As of this writing, Ryan is enroute to Oxford, Wisconsin to begin paying his debt to society. He blatantly violated the public trust and abused Illinois’ highest office, treating it as if it was his own personal fiefdom.
He was accused of steering big government contracts to his friends and family, accepting payoffs, gifts, and lavish vacations.
On his way to the federal prison camp, Ryan was accompanied by another ex governor – Gov. James R. Thompson – whose high profile lawfirm, Winston & Strawn, represented Ryan free of charge.
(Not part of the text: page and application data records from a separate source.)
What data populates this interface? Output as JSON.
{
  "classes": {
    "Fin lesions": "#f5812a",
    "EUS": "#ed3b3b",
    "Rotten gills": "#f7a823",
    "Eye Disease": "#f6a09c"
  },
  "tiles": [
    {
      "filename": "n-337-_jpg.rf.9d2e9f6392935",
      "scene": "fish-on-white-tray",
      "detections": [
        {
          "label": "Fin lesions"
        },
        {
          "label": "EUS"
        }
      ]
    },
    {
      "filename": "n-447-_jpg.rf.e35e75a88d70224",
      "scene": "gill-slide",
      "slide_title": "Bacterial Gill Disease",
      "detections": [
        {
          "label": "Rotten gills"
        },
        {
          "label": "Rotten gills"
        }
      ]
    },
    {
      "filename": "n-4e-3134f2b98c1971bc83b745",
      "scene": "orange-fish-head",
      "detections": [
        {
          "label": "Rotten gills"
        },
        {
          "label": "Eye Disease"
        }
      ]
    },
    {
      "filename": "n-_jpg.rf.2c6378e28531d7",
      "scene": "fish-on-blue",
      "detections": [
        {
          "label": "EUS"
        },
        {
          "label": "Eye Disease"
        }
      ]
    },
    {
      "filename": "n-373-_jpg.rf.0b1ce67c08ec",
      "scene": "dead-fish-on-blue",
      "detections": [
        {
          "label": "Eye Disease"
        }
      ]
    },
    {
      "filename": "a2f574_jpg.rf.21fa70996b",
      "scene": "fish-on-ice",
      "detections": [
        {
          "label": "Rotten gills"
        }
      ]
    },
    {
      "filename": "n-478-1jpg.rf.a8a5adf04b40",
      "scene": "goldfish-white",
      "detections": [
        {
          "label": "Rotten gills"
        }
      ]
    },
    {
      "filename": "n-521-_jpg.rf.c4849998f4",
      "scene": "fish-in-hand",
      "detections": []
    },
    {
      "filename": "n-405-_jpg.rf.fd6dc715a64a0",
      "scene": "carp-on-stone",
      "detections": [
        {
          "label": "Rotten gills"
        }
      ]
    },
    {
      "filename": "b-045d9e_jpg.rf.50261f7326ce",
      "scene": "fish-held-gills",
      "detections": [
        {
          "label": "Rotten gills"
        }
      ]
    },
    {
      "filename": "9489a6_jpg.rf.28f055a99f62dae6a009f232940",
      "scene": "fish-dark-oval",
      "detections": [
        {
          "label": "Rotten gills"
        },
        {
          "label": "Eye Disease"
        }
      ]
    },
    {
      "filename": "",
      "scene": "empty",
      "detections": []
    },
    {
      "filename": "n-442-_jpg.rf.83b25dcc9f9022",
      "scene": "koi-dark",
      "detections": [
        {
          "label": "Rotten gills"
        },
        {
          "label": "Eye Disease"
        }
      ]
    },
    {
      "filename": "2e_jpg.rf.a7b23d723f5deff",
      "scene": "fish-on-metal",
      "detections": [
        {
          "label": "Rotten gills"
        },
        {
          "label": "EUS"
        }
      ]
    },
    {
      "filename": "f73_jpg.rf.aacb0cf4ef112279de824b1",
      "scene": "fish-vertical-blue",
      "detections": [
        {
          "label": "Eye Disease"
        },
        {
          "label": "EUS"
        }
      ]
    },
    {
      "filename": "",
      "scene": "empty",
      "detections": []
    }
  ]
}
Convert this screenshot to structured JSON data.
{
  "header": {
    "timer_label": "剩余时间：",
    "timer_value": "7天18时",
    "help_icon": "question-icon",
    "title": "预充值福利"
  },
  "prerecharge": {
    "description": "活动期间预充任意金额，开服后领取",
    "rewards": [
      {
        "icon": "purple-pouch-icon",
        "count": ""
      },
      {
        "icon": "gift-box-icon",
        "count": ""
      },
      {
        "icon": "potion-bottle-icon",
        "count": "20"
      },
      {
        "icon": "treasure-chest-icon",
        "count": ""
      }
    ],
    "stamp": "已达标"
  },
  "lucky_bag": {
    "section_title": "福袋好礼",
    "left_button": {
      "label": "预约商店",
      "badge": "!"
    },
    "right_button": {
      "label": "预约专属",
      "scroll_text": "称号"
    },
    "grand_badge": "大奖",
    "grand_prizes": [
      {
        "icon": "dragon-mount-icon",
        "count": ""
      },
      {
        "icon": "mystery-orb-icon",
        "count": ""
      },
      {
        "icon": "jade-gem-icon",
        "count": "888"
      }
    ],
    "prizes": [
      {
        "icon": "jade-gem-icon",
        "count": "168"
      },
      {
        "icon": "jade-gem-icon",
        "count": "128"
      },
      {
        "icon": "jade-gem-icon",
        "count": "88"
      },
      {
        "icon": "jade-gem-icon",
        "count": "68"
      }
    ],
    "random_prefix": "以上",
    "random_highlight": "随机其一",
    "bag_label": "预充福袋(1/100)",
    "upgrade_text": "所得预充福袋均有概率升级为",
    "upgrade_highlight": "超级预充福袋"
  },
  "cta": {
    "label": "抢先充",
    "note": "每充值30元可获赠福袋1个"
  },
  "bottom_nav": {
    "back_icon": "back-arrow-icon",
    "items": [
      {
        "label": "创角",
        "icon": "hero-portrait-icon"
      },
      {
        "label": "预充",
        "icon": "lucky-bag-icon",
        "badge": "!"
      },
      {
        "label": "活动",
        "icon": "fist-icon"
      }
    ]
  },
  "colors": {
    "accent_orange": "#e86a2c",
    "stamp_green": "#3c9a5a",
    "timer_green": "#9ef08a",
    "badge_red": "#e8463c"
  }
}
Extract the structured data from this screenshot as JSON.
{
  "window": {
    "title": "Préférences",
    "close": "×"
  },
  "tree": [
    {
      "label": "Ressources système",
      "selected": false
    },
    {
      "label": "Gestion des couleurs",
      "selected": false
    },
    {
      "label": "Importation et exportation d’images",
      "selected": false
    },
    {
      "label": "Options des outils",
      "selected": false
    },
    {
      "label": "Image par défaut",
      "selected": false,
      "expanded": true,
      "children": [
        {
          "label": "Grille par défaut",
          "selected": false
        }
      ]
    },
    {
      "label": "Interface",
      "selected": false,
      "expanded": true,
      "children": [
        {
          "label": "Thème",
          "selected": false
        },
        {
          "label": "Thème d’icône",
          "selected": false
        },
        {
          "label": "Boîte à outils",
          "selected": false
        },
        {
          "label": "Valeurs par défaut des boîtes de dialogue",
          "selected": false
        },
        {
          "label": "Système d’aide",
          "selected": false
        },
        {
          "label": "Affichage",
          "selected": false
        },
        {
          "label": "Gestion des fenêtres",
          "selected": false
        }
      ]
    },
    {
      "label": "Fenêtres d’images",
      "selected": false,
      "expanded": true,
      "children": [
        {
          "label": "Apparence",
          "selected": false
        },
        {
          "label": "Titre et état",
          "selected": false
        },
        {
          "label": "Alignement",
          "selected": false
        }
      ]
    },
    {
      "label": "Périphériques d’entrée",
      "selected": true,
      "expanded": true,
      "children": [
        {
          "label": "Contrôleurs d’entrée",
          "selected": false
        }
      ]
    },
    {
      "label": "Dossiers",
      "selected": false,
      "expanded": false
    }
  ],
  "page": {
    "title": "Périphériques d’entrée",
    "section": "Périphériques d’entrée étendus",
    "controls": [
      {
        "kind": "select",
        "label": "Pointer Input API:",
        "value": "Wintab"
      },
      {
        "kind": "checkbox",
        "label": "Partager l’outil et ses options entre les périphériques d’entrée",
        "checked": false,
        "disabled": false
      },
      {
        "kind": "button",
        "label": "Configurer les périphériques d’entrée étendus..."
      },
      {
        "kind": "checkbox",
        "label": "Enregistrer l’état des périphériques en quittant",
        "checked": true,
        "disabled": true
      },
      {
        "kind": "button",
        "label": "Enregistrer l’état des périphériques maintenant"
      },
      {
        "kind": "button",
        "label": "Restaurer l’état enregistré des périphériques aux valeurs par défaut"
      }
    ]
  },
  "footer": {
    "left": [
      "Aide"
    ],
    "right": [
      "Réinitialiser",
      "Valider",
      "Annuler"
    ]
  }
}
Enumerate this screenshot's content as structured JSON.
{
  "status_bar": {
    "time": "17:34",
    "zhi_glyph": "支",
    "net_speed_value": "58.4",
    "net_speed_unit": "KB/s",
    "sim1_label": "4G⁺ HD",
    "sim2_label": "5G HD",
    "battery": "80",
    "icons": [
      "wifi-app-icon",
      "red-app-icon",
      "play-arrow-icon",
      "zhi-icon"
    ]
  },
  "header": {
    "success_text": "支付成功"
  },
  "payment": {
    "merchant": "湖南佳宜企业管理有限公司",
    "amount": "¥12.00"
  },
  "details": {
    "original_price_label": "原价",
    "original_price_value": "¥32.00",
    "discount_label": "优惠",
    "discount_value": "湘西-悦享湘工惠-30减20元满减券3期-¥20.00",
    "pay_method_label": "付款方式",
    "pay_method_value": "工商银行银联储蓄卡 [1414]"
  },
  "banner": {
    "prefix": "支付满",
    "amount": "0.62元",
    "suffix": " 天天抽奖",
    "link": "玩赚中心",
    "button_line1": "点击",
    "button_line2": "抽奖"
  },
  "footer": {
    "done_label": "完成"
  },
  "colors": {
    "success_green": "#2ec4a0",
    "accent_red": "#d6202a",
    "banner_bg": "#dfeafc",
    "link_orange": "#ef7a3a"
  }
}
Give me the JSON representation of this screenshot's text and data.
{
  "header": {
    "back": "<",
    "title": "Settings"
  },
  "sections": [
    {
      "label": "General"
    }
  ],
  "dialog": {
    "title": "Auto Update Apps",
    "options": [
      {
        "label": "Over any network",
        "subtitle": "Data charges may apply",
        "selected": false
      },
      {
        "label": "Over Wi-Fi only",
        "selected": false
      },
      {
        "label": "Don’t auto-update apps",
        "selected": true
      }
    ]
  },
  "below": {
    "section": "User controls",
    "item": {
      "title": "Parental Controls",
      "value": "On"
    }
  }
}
In recent months, Ryan’s freedom resembled an hourglass. The sand, which was seemingly endless finally ran out Tuesday. It was then that U.S. Supreme Court Justice John Paul Stevens refused to extend Ryan’s bail, ensuring his immediate future. He had already been ordered to report to Oxford before 5 p.m. Wednesday, Nov. 7.
Before he left his Kankakee home Wednesday morning, Ryan spoke to reporters. He proclaimed his innocence, vowing to continue to fight to prove it. He said he would report to prison with a “clear conscience.”
But despite his resolve, even appeals court Justice Michael Kanne, who disagreed with the majority judges, favoring a retrial for Ryan and co-defendant Larry Warner, wrote that the evidence against the two was overwhelming.
Experts say there is an off chance that the U.S. Supreme Court justices will agree to hear Ryan’s case. There is also a slim possibility that Thompson can ask to President George W. Bush for a pardon.
It was exactly 13 years ago Thursday that five children belonging to Scott and Janet Willis died in a fiery car crash. A sixth child later died as a result of the crash, which occurred when a chunk fell off a truck driven by a driver who obtained his driver’s license illegally. Thus began an investigation into the workings of the Secretary of State’s office. Not only did the Willis accident happen on Ryan’s watch, while he was Secretary of State, but instead of investigating the accident, Ryan’s pals tried to cover it up.
Ryan never took responsibility, apologized, or offered any explanation to the Willis family.
After Ryan was indicted, Willis called him arrogant. After Ryan was convicted in April 2006, Willis said “he arrogance continued.” Ryan must serve 85 percent of his sentence, even with good behavior.